The future used to be self-driving cars, but after testing was done at the Hawthorne Airport, the future may be in self-flying airplanes.
Microsoft tested the technology of self-flying airplanes at the airport with the help of Nevada Governor Brian Sandoval’s Office of Economic Development and the Nevada Institute for Autonomous Systems.
The Federal Aviation Administraion designed Nevada as one of seven unmanned aerial systems. Hawthorne is one of those sites.
Chris Walach, director of the Nevada testing sites stated, “This is one of the most exciting developments I have seen over the past several years in Nevada and globally.”
In a statement, Shish Kapoor, a principal Microsoft researcher said, Microsoft created a system that can keep gliders in the air without using a motor.
During the test, two gliders, one with a 6-foot wingspan and another with a 16-foot wingspan, used this system to fine and “catch rides” on the rising hot air, similar to how birds fly.
The gliders were equipped with a sensor built into the aircraft.
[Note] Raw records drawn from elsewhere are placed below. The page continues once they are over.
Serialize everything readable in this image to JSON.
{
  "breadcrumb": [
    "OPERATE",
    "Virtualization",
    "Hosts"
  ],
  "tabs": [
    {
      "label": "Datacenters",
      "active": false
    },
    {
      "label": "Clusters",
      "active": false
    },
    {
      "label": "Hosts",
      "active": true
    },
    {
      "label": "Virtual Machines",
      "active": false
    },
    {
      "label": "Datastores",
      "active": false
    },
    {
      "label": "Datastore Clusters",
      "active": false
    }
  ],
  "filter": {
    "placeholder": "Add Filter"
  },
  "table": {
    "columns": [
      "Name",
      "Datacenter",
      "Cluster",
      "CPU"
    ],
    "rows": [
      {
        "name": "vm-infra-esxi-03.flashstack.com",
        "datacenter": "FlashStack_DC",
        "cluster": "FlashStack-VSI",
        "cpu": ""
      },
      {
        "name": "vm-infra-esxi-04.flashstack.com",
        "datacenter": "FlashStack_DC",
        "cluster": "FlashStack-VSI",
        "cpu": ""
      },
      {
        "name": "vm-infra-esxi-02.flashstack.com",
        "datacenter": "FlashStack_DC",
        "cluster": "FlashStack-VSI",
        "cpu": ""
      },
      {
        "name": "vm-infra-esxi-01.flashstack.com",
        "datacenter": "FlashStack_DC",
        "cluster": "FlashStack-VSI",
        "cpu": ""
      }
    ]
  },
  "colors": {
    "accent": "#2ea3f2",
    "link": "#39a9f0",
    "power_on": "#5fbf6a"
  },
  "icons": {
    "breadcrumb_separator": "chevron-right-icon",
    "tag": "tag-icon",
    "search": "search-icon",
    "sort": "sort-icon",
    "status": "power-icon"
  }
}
Those sensors used algorithms to predict air patterns which then planned a route for the glider to use, seeking out rising hot air or thermals.
“Once it’s flying, it senses flight changes in altitude or direction and then makes its own decision if it has to go left, right, up or down, based on where the thermals are going to take it,” Walach continued. “It’s really an innovative type of technology and this is the first time we actually tested this type of capability.”
This technology that was tested at the Hawthorne Airport can be intstalled in ground, marine and aerial systems.
The Hawthorne Airport was also the site of the longest Unmanned Aerial Package Delivery at the beginning of the year.